● **To do**: Go through the listing below. Copy each line that has the string "icon".

★ ★ ★ ★ ★ ★ ★

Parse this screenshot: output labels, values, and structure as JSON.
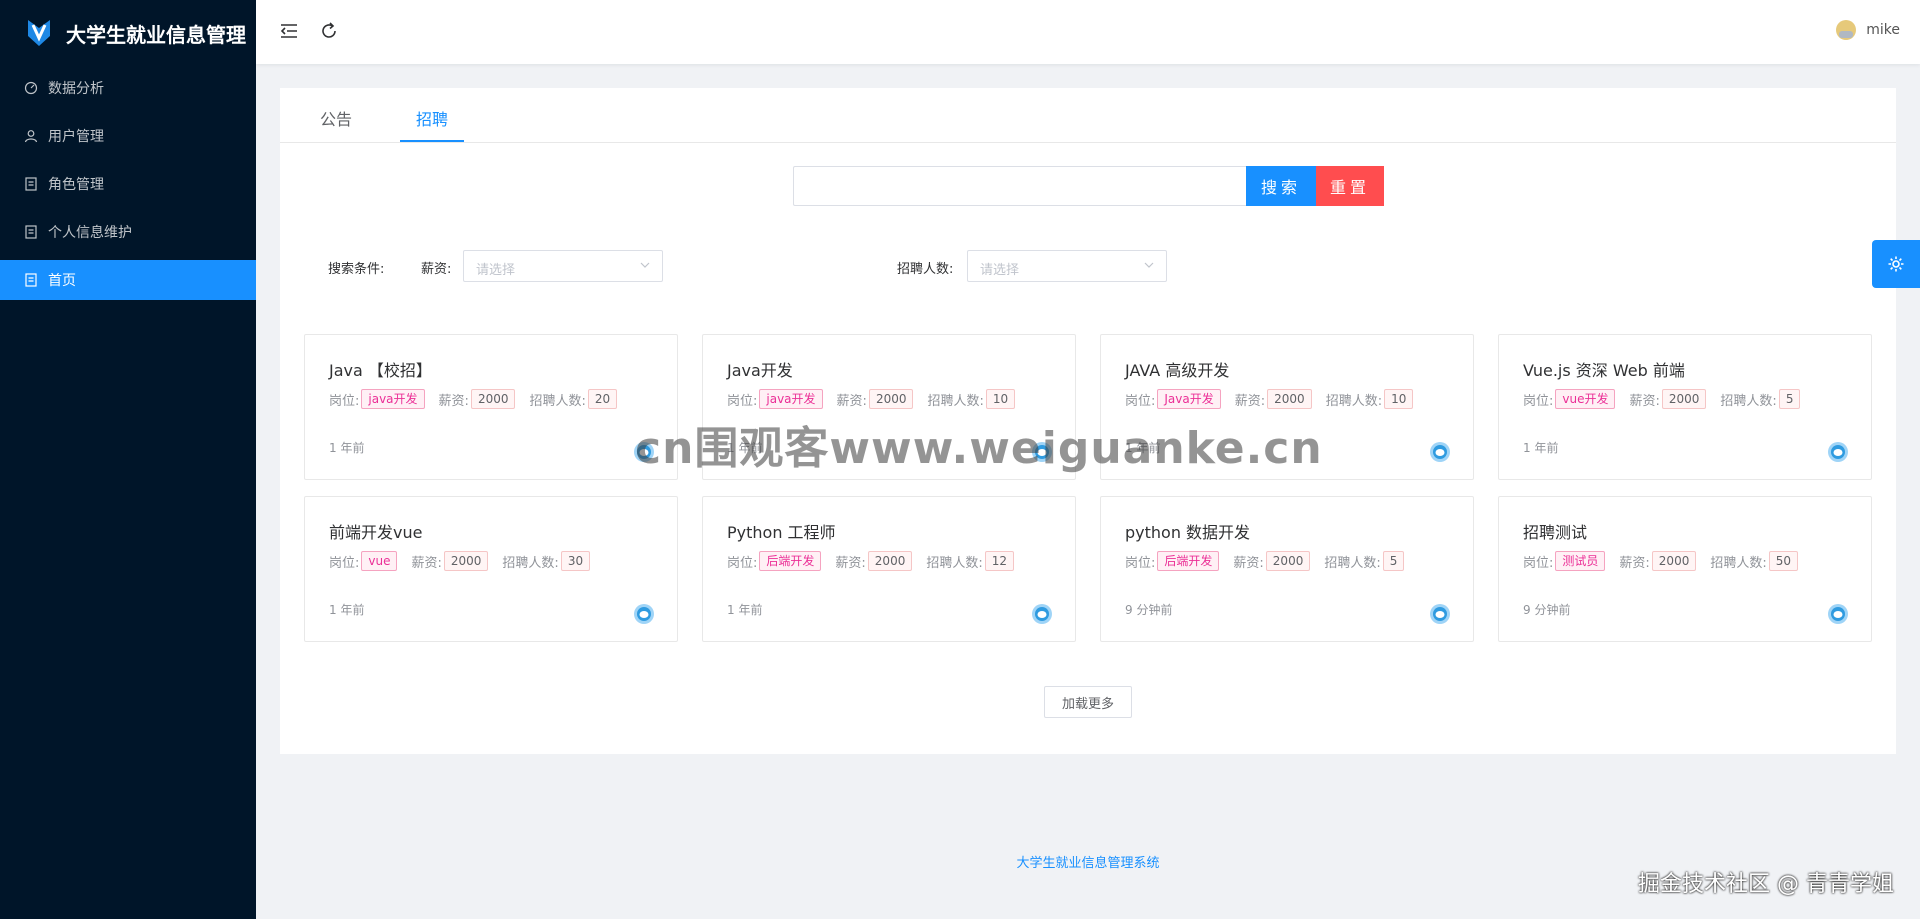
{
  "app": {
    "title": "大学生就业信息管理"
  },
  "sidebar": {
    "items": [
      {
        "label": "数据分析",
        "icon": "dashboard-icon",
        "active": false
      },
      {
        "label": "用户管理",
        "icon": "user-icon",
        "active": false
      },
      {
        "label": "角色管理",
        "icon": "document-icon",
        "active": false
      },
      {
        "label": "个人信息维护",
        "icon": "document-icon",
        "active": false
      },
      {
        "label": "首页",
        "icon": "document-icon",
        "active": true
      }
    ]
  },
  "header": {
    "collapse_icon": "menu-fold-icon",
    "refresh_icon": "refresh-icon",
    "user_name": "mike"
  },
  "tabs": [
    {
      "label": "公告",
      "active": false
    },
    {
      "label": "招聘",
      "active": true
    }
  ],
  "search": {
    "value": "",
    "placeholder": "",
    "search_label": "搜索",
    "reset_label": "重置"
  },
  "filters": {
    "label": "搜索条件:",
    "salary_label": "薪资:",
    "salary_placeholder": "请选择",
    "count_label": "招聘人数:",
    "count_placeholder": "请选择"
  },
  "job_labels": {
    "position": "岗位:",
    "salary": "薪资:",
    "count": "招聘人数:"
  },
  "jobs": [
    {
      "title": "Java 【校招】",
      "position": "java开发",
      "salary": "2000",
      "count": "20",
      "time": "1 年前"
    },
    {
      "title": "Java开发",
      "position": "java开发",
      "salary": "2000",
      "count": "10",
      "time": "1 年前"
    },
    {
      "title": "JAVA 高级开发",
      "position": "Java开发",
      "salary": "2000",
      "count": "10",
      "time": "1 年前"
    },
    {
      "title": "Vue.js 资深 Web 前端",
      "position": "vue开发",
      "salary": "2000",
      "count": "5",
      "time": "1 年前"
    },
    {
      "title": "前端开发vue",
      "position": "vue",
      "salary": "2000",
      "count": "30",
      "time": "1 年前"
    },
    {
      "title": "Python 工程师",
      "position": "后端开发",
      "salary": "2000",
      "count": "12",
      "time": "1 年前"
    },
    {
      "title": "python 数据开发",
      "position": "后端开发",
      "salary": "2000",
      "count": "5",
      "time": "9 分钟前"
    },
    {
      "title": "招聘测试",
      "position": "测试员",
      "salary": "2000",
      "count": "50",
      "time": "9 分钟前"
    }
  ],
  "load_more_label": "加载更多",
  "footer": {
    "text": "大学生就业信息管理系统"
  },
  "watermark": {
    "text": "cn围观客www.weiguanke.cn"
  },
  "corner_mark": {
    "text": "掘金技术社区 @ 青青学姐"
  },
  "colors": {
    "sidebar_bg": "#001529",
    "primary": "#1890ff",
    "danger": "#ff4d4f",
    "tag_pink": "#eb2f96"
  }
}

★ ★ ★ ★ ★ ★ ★

● **Response**:
        "icon": "dashboard-icon",
        "icon": "user-icon",
        "icon": "document-icon",
        "icon": "document-icon",
        "icon": "document-icon",
    "collapse_icon": "menu-fold-icon",
    "refresh_icon": "refresh-icon",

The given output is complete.